• [TRY IT]: Character for character, reproduce every entry below.

• [Entries from a dataset of interfaces]:
----

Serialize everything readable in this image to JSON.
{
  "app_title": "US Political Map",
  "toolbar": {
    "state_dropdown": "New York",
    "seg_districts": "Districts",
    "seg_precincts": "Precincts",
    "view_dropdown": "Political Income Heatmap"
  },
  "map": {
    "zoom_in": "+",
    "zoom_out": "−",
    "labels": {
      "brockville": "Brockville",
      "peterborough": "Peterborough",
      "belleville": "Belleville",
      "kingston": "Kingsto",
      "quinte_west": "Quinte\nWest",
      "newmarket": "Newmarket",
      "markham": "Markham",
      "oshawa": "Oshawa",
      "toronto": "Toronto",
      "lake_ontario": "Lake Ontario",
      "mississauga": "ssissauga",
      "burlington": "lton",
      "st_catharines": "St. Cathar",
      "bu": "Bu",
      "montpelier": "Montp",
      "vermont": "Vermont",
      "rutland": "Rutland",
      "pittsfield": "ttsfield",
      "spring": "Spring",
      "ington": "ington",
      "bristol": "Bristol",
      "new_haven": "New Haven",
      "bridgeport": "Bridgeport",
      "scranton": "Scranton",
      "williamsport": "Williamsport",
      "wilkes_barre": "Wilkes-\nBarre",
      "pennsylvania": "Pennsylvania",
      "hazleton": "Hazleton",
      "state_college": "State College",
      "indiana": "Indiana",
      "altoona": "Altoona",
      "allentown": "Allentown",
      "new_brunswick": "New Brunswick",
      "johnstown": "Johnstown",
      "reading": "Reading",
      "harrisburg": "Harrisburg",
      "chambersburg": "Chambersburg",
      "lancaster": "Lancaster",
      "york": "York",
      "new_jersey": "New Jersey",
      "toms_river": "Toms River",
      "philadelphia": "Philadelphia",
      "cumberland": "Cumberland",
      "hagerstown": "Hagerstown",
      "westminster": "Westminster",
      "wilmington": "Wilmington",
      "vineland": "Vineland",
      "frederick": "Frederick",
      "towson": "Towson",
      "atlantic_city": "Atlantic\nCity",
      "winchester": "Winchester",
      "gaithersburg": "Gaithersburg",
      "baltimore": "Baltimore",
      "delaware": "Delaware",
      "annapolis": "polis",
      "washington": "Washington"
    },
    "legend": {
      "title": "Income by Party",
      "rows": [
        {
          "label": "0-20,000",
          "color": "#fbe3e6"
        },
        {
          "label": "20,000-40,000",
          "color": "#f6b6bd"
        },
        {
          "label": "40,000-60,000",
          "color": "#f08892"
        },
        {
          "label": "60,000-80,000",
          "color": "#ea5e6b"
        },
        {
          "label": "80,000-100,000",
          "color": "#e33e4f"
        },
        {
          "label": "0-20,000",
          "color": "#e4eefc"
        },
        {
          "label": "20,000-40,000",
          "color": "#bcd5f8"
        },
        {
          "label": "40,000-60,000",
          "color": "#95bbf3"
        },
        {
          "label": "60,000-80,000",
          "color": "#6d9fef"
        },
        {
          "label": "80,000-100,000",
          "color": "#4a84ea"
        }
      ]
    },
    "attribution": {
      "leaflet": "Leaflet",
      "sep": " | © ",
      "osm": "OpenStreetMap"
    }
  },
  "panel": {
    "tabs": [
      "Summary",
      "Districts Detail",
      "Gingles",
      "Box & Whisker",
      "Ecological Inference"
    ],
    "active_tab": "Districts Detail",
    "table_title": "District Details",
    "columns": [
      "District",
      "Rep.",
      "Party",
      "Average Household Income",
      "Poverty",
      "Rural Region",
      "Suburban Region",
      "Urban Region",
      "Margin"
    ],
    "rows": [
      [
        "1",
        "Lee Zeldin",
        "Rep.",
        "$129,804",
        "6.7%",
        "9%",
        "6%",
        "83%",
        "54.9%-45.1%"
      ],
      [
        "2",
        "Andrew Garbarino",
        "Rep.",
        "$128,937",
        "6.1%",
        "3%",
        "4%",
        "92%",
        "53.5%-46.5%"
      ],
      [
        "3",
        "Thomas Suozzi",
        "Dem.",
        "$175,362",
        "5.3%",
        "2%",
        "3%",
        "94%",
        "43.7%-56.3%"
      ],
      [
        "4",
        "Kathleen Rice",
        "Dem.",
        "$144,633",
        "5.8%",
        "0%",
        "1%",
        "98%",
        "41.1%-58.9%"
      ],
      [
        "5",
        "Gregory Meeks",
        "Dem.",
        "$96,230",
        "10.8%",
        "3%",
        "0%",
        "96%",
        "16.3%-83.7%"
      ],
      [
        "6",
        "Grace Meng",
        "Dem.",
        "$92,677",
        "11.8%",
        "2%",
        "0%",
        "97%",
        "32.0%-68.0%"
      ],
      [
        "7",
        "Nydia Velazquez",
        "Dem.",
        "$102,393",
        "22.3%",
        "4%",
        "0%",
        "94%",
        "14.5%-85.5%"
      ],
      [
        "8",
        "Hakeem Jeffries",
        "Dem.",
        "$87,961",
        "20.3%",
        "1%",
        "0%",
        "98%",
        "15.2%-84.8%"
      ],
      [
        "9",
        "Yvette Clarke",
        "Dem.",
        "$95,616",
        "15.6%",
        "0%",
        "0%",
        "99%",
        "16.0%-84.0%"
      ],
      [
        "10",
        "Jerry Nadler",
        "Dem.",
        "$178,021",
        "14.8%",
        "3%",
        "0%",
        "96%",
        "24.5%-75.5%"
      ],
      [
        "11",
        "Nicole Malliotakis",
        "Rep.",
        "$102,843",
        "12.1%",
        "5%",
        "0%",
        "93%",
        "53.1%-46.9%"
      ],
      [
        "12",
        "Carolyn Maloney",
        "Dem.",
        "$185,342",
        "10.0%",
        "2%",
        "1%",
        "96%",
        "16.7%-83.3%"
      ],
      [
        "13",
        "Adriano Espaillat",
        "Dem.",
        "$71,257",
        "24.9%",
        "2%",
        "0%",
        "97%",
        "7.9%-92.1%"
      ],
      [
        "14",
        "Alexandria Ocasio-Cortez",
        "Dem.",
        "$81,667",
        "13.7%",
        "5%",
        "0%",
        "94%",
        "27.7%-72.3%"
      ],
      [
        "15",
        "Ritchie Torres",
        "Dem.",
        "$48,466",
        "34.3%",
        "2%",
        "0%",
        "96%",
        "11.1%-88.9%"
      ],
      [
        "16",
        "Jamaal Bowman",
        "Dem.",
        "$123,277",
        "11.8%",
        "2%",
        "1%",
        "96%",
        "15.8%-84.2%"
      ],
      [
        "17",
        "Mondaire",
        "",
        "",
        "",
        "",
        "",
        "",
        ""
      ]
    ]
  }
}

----

• [SOLVED EXERCISE]:
Serialize everything readable in this image to JSON.
{
  "app_title": "US Political Map",
  "toolbar": {
    "state_dropdown": "New York",
    "seg_districts": "Districts",
    "seg_precincts": "Precincts",
    "view_dropdown": "Political Income Heatmap"
  },
  "map": {
    "zoom_in": "+",
    "zoom_out": "−",
    "labels": {
      "brockville": "Brockville",
      "peterborough": "Peterborough",
      "belleville": "Belleville",
      "kingston": "Kingsto",
      "quinte_west": "Quinte\nWest",
      "newmarket": "Newmarket",
      "markham": "Markham",
      "oshawa": "Oshawa",
      "toronto": "Toronto",
      "lake_ontario": "Lake Ontario",
      "mississauga": "ssissauga",
      "burlington": "lton",
      "st_catharines": "St. Cathar",
      "bu": "Bu",
      "montpelier": "Montp",
      "vermont": "Vermont",
      "rutland": "Rutland",
      "pittsfield": "ttsfield",
      "spring": "Spring",
      "ington": "ington",
      "bristol": "Bristol",
      "new_haven": "New Haven",
      "bridgeport": "Bridgeport",
      "scranton": "Scranton",
      "williamsport": "Williamsport",
      "wilkes_barre": "Wilkes-\nBarre",
      "pennsylvania": "Pennsylvania",
      "hazleton": "Hazleton",
      "state_college": "State College",
      "indiana": "Indiana",
      "altoona": "Altoona",
      "allentown": "Allentown",
      "new_brunswick": "New Brunswick",
      "johnstown": "Johnstown",
      "reading": "Reading",
      "harrisburg": "Harrisburg",
      "chambersburg": "Chambersburg",
      "lancaster": "Lancaster",
      "york": "York",
      "new_jersey": "New Jersey",
      "toms_river": "Toms River",
      "philadelphia": "Philadelphia",
      "cumberland": "Cumberland",
      "hagerstown": "Hagerstown",
      "westminster": "Westminster",
      "wilmington": "Wilmington",
      "vineland": "Vineland",
      "frederick": "Frederick",
      "towson": "Towson",
      "atlantic_city": "Atlantic\nCity",
      "winchester": "Winchester",
      "gaithersburg": "Gaithersburg",
      "baltimore": "Baltimore",
      "delaware": "Delaware",
      "annapolis": "polis",
      "washington": "Washington"
    },
    "legend": {
      "title": "Income by Party",
      "rows": [
        {
          "label": "0-20,000",
          "color": "#fbe3e6"
        },
        {
          "label": "20,000-40,000",
          "color": "#f6b6bd"
        },
        {
          "label": "40,000-60,000",
          "color": "#f08892"
        },
        {
          "label": "60,000-80,000",
          "color": "#ea5e6b"
        },
        {
          "label": "80,000-100,000",
          "color": "#e33e4f"
        },
        {
          "label": "0-20,000",
          "color": "#e4eefc"
        },
        {
          "label": "20,000-40,000",
          "color": "#bcd5f8"
        },
        {
          "label": "40,000-60,000",
          "color": "#95bbf3"
        },
        {
          "label": "60,000-80,000",
          "color": "#6d9fef"
        },
        {
          "label": "80,000-100,000",
          "color": "#4a84ea"
        }
      ]
    },
    "attribution": {
      "leaflet": "Leaflet",
      "sep": " | © ",
      "osm": "OpenStreetMap"
    }
  },
  "panel": {
    "tabs": [
      "Summary",
      "Districts Detail",
      "Gingles",
      "Box & Whisker",
      "Ecological Inference"
    ],
    "active_tab": "Districts Detail",
    "table_title": "District Details",
    "columns": [
      "District",
      "Rep.",
      "Party",
      "Average Household Income",
      "Poverty",
      "Rural Region",
      "Suburban Region",
      "Urban Region",
      "Margin"
    ],
    "rows": [
      [
        "1",
        "Lee Zeldin",
        "Rep.",
        "$129,804",
        "6.7%",
        "9%",
        "6%",
        "83%",
        "54.9%-45.1%"
      ],
      [
        "2",
        "Andrew Garbarino",
        "Rep.",
        "$128,937",
        "6.1%",
        "3%",
        "4%",
        "92%",
        "53.5%-46.5%"
      ],
      [
        "3",
        "Thomas Suozzi",
        "Dem.",
        "$175,362",
        "5.3%",
        "2%",
        "3%",
        "94%",
        "43.7%-56.3%"
      ],
      [
        "4",
        "Kathleen Rice",
        "Dem.",
        "$144,633",
        "5.8%",
        "0%",
        "1%",
        "98%",
        "41.1%-58.9%"
      ],
      [
        "5",
        "Gregory Meeks",
        "Dem.",
        "$96,230",
        "10.8%",
        "3%",
        "0%",
        "96%",
        "16.3%-83.7%"
      ],
      [
        "6",
        "Grace Meng",
        "Dem.",
        "$92,677",
        "11.8%",
        "2%",
        "0%",
        "97%",
        "32.0%-68.0%"
      ],
      [
        "7",
        "Nydia Velazquez",
        "Dem.",
        "$102,393",
        "22.3%",
        "4%",
        "0%",
        "94%",
        "14.5%-85.5%"
      ],
      [
        "8",
        "Hakeem Jeffries",
        "Dem.",
        "$87,961",
        "20.3%",
        "1%",
        "0%",
        "98%",
        "15.2%-84.8%"
      ],
      [
        "9",
        "Yvette Clarke",
        "Dem.",
        "$95,616",
        "15.6%",
        "0%",
        "0%",
        "99%",
        "16.0%-84.0%"
      ],
      [
        "10",
        "Jerry Nadler",
        "Dem.",
        "$178,021",
        "14.8%",
        "3%",
        "0%",
        "96%",
        "24.5%-75.5%"
      ],
      [
        "11",
        "Nicole Malliotakis",
        "Rep.",
        "$102,843",
        "12.1%",
        "5%",
        "0%",
        "93%",
        "53.1%-46.9%"
      ],
      [
        "12",
        "Carolyn Maloney",
        "Dem.",
        "$185,342",
        "10.0%",
        "2%",
        "1%",
        "96%",
        "16.7%-83.3%"
      ],
      [
        "13",
        "Adriano Espaillat",
        "Dem.",
        "$71,257",
        "24.9%",
        "2%",
        "0%",
        "97%",
        "7.9%-92.1%"
      ],
      [
        "14",
        "Alexandria Ocasio-Cortez",
        "Dem.",
        "$81,667",
        "13.7%",
        "5%",
        "0%",
        "94%",
        "27.7%-72.3%"
      ],
      [
        "15",
        "Ritchie Torres",
        "Dem.",
        "$48,466",
        "34.3%",
        "2%",
        "0%",
        "96%",
        "11.1%-88.9%"
      ],
      [
        "16",
        "Jamaal Bowman",
        "Dem.",
        "$123,277",
        "11.8%",
        "2%",
        "1%",
        "96%",
        "15.8%-84.2%"
      ],
      [
        "17",
        "Mondaire",
        "",
        "",
        "",
        "",
        "",
        "",
        ""
      ]
    ]
  }
}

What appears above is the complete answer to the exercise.